Kiswahili’s feeble footprint on the sands of time

Guest blog post

 By an anonymous writer

The much carelessly and popularly bandied about impression that Kiswahili can and eventually will unite the eastern Africa region, or Africa as a whole, is mereapplesauce, misguided marketplace chatter, and, in fact, no more than a silly myth.

Language was never meant to be propagated in a greenhouse or pieced together in a sterilised laboratory as some self-appointed Kiswahili grammarians, puritans and high priests and other arbiters of usage would have the rest of the world believe.

In the words of Noah Webster, the renowned American lexicographer, editor and writer who breathed his last 150 plus years ago and whose name became synonymous with the English dictionary, “Language is not an abstract construction of the learned, or of dictionary makers, but is something arising out of the work, needs, ties, joys, affections, tastes, of long generations of humanity, and has its bases broad and low, close to the ground”.

But there are ways in which language may be harnessed for greater returns in the social, political and economic milieu.

It is true that language is a “powerful index of nationality” as argued by one

Desmond Thomas in a paper titled, “Slovakia: Language and National Unity”. The late Julius Nyerere knew that. However, the argument that ‘Nyererian’ Tanzania was meshed into nationhood by Kiswahili is mythical and misleading. The fact is behind Kiswahili was very careful husbandry of a worldview whose expression needed an idiom. In the circumstances, Kiswahili became the obvious choice.

How we easily forget that languages are merely the means through which all manner of human ideological wares, including doomsday theologies, are marketed. Well, like soap after a garment is sparkling clean, language gets easily forgotten the moment it delivers results.

Kiswahili has been spoken in East Africa for many years and found its way to the greater eastern Africa— Congo, Mozambique, the Central African Republic, Rwanda, Burundi and southern Sudan included — largely through vagabond momentum.

Indeed, no formal institution or effort has much of a moral right to claim 24-carat credit for the spread of Kiswahili.
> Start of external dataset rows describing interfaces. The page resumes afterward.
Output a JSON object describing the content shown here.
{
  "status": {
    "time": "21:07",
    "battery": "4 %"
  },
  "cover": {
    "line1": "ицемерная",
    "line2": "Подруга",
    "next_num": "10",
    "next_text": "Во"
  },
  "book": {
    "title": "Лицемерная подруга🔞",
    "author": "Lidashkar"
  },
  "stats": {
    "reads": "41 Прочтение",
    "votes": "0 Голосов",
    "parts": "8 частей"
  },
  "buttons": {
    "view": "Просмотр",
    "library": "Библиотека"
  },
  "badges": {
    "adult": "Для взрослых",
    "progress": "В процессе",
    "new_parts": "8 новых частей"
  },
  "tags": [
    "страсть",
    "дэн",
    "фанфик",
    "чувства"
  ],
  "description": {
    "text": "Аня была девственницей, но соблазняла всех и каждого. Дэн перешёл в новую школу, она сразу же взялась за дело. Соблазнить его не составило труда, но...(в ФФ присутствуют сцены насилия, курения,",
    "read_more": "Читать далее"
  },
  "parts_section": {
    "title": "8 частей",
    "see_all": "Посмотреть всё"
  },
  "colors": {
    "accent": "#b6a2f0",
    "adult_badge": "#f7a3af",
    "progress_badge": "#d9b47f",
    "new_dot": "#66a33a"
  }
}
Actually, the spread of Kiswahili right into the nooks and crannies of the greater easternAfrica and elsewhere in the world is akin to germination of seeds dispersed by wind.

On this score, however, Kiswahili is neither lonely nor alone — but that is not the point. Rather, the issue here is that where other big world languages were able to shake off derelict and footloose labels within reasonable timeframes, Kiswahili has meandered for centuries, in the wake condemning its spread to sheer happenstance, slovenly wanderings and wild mercies. No wonder, as observed by some snob recently, Kiswahili is wide in spread but rather thin in prestige, the latter being the critical attribute that calibrates the hierarchy of respect among languages. This reminds me of some grating remarks my ears had to endure regarding Kiswahili, from yet another snooty type who likened it to a staple dish plebeians are wont to routinely partake of against persistent longing for a special delicacy reserved only for festivities.

Several questions about Kiswahli then linger. Is it true Kiswahili is bedecked in inferior garb compared to other widely spoken world languages, some with fewer speakers by far? Does the fact that Kiswahili is now widely studied abroad and taught in some renowned universities across the world count for anything? Has this fact been mistaken to mean that Kiswahili is at par with Mandarin, French and English, for instance?

Is Kiswahili studied abroad for purely romantic reasons? And could there be a university or two out there that offers Kiswahili as a means to unpack the peculiarities of the ‘negro’ and his ‘atavistic’ attractions? Compared to their peers in other fields of African studies, are Kiswahili scholars both diminished and lilylivered? And is Kiswahili yet worthy as national or regional lingua franca anyway?

If Kiswahili is almost a millennium old, why, then, has it not made huge footprints on the sands of time and established itself firmly as the language of choice in Africa? Anything to do with its diminished ambassadors?